Let’s talk about the “Pinterest-ization of Education.” (I’m unsure if I heard that term from someone else or made it up. Leave a comment and a link to the place where you’ve seen that term coined if you have, in fact, seen it before.)  If you spend some time looking for “first day of school classroom ideas,” I guarantee you’ll start to feel like whatever you’re doing in your classroom isn’t enough. I’ve found classrooms that look as though they’ve had more hours spent decorating them than I’ve spent decorating on my entire home! If one enjoys decorating, then that’s great. All the power to you.  But do you really want to spend hours decorating your classroom when you could be planning units of study, organizing your classroom library, perusing articles your PLN shares, or reading professional texts?  (Sorry if that short list made you feel like there’s SO much do to before the school year begins!) If not, then I’m here to assuage your desire to decorate because it’s okay to start the school year with a decluttered, somewhat barren classroom, that can still feel welcoming to your students.
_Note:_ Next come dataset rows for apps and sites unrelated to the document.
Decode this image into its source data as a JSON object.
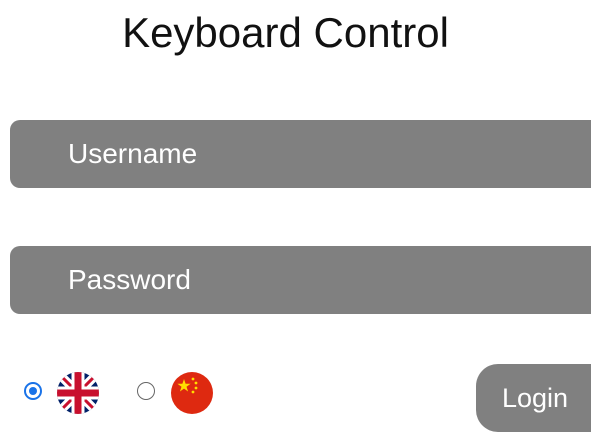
{
  "header": {
    "title": "Keyboard Control"
  },
  "form": {
    "username_placeholder": "Username",
    "username_value": "",
    "password_placeholder": "Password",
    "password_value": "",
    "login_label": "Login"
  },
  "language": {
    "options": [
      {
        "icon": "uk-flag-icon",
        "selected": true
      },
      {
        "icon": "china-flag-icon",
        "selected": false
      }
    ]
  },
  "colors": {
    "field_background": "#808080",
    "field_text": "#ffffff",
    "radio_accent": "#1a73e8",
    "uk_blue": "#012169",
    "uk_red": "#C8102E",
    "china_red": "#DE2910",
    "china_yellow": "#FFDE00"
  }
}
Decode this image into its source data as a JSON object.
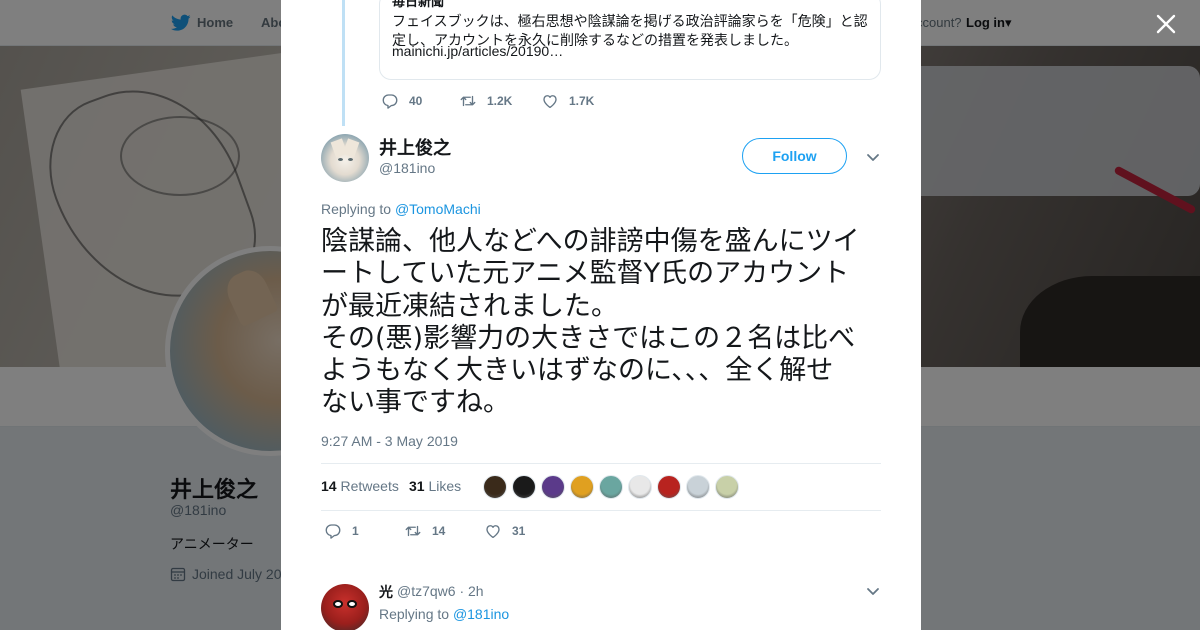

5 Ways to Resist the Urge to Cutify Your Classroom
  1. Ditch the Theme: Classroom themes are adorable, but are they worth the time? Instead of spending hours decorating your classroom around a theme (e.g., bees, jungle, monkeys, superheroes) consider an idea-based theme like Matt Gomez did. Classroom themes to build community will increase student engagement more than decorations will.
  2. Resist the Temptation to Decorate: I realize parents, fellow teachers, and your administrators will be coming into your classroom. I know many teachers decorate out of the fear they’ll be judged for having a spartan-looking classroom. If the idea of empty bulletin boards make you cringe, then post signs that say: “coming soon” or “work in progress.” Also, research Reggio Emilia and Waldorf classroom environments. Both tend to have a more austere approach to classroom decoration.
  3. Cover Your Bulletin Boards Simply: Buy plain fadeless paper and simple borders to cover your boards so they’re ready to receive student work. (Again, label them with “coming soon” or “work in progress” signs.) If you’re looking for a more durable, longer-term way to cover bulletin boards, consider using wallpaper or fabric.
  4. Create Permanent Displays: Spend your time creating a permanent display where you can feature your students’ work (e.g., published writing at the end of each unit of study).  Once you set up these kinds of bulletin boards all you have to do is change out the work periodically.  For instance, I set up a “Celebrity Writer Profile” bulletin board in the hallway at the beginning of one school year. Eventually, I removed the words “Celebrity Writer Profiles” and changed it to “Published Writing” so the bulletin board lasted all year.
  5. Employ a “Less is More” Mentality:  Minimize student distractions by hanging up things that truly need to be on the walls.  Only adorn the walls with things that will positively impact student learning (e.g., word walls, anchor charts). A “less is more” mindset will be especially helpful to students with attention deficits.

On a related note: In addition, create spaces for classroom charts around the classroom.  Making a space for writing workshop charts, reading workshop charts, math charts, etc. will be useful to students since they’ll know where to look for strategy charts. If you don’t have multiple bulletin boards for this purpose, you can color-code charts by ink color (i.e., green ink is reading, blue ink for math, black ink for writing).

It is important to create and sustain a child-centered classroom. Beth recently told me about the 80/20 Rule many teachers follow.  Here’s the gist: 80% of the things displayed in the classroom are student-created while 20% of the classroom is teacher-created. If you’re going to follow this rule this coming year, then that means no more than 20% of your classroom’s walls should be covered on the first day of school.
For further reading:
Let’s chat on Monday, August 10th at 8:30 p.m. EDT, when the eight of us host a Twitter Chat about classroom environments.  Just search and tag #TWTBlog to participate.

Let’s chat on Monday, August 10th at 8:30 p.m. EDT, when the eight of us host a Twitter Chat about classroom environments. Just search and tag #TWTBlog to participate.